Microsoft is starting to prepare the next version of its movie-making and photo-editing software for public testing and the company confirmed this week that they wont work on Windows XP.
These programs are a part of a series of shifts in Windows Live, and will become a part of Microsoft’s online services. In the upgrades of Windows Live Movie Maker, Live Photo Gallery and other Live programs, Microsoft is choosing to utilize the better graphics engines that come with Windows Vista and Windows 7. This does however come at the cost of compatibility of older operating systems.
“We just decided that was the right choice,” said Microsoft Vice President Chris Jones.

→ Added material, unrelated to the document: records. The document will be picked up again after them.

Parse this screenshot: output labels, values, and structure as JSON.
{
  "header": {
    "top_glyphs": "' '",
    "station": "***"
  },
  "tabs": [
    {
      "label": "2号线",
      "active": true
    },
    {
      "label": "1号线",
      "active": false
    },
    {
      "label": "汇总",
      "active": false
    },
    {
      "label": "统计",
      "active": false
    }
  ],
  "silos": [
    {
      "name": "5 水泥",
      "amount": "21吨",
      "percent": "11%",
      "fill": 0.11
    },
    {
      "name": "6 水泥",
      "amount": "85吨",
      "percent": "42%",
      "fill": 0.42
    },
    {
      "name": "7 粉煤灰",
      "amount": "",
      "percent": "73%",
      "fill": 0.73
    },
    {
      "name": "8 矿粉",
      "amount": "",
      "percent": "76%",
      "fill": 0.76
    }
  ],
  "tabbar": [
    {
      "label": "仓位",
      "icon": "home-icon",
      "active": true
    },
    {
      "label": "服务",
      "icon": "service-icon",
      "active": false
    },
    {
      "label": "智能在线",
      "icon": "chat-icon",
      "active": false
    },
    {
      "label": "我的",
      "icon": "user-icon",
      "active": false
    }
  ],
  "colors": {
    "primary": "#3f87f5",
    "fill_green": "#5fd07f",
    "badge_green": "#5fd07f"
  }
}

Existing versions of the programs will be supported for XP users and online services like Hotmail and Windows Live Messenger will continue to work.
The main focus of the updated versions will be on the Movie Maker and Photo Gallery and will integrate an easier way to share the content online such as Facebook and Twitter.
Microsoft will as well continue to work on options to synchronize content across multiple platforms such as mobile phones and over the coming months, Microsoft will offer public testing of these services.
The reality is that “No one needs another events service,” reiterated Jones. Microsoft is really striving for using these essential products to connect to other services, rather than trying to push Microsoft to make a new kind of service, which there is already plenty of. People don’t need another photo-sharing service or social network, Jones said.
The additional details on all the new products will be released over the next few weeks.